By Sunday morning the self-tracking buoy that started near Halona Cove had ended up past Makapuu, and a computer model was projecting objects carried by subsurface currents had reached Hawaii Kai.
At Halona Blowhole lookout Sunday morning, a large group of people gathered, overlooking the cove where the men were washed away. One woman said they were in the military and not allowed to speak with the media. She said the wife of the victim was also at the lookout.
Halona Cove, below Kalanianaole Highway, was featured in the 1953 movie “From Here to Eternity,” with stars Burt Lancaster and Deborah Kerr embracing in the surf.
High surf also kept lifeguards busy Sunday.
A Honolulu Emergency Services spokeswoman said lifeguards made 147 rescues on south and west shores and at Sandy Beach by 4:15 p.m. Sunday. She said lifeguards also took 4,140 preventive measures to warn beachgoers before they got into trouble.
Meanwhile, two people were injured late Saturday after a sailboat they were on ran aground near Ala Wai Small Boat Harbor, and a private salvage company was working Sunday to remove a 31-foot vessel.
The boat became stuck on a reef at a surf spot called Rockpile and was getting hit by waves shortly before 9 p.m. Saturday, according to an Emergency Medical Services report.
Ching said three people were on board when the boat ran aground. Surf conditions were rough at the time with a high-surf advisory in effect for south-facing shores.
Ching said a civilian went out to the boat on a paddleboard and took one person back to shore. Firefighters paddled out to the boat and brought two people back to shore and transferred them to paramedics.

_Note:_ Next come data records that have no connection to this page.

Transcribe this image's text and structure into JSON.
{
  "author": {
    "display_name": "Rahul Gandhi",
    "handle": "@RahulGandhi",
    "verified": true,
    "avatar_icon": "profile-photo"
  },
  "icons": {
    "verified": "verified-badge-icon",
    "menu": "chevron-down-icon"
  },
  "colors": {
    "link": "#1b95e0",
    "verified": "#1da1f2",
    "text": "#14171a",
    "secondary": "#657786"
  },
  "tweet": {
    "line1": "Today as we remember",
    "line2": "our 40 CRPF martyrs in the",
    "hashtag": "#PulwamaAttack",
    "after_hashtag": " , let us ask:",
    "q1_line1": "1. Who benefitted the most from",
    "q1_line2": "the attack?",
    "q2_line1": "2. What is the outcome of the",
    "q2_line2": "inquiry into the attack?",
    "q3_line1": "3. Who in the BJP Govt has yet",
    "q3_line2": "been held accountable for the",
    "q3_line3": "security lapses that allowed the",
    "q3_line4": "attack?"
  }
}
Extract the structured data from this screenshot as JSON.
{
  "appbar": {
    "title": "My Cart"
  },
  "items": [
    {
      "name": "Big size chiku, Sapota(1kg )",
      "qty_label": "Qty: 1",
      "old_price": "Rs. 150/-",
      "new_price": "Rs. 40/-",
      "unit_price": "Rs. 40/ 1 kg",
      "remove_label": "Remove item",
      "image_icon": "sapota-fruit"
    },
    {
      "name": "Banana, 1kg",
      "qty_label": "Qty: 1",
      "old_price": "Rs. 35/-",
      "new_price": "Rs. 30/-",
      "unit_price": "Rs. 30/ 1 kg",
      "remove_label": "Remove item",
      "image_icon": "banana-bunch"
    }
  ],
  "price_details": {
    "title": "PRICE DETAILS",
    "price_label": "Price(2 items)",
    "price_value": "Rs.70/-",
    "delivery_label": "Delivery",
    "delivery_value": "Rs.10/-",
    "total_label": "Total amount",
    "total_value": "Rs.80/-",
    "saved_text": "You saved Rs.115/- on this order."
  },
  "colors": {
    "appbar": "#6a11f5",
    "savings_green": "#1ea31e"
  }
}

The EMS report said paramedics took a 28-year-old man in serious condition and a 20-year-old woman in stable condition to the hospital. A boy of unknown age was not injured.
Deborah Ward, spokeswoman for the Department of Land and Natural Resources, said the state hired Parker Marine to remove the vessel for public health and safety reasons because so many people were in the area Sunday.
Ward said Parker Marine was removing the sails and any hazardous materials and had secured an anchor to stop the vessel from moving closer to the beach. She said the officials were trying to determine whether the boat could float off in one piece at high tide or would have to be cut up and removed in pieces.
Ward said the owner of the vessel, which came from Keehi Lagoon, has insurance, and the state will work with the insurance company Monday. The owner could not be reached Sunday afternoon, she said.
The National Weather Service said surf along south shores would remain at 10 to 15 feet through Sunday night, lowering to 8 to 12 feet Monday. The current swell will gradually lower Tuesday through Thursday.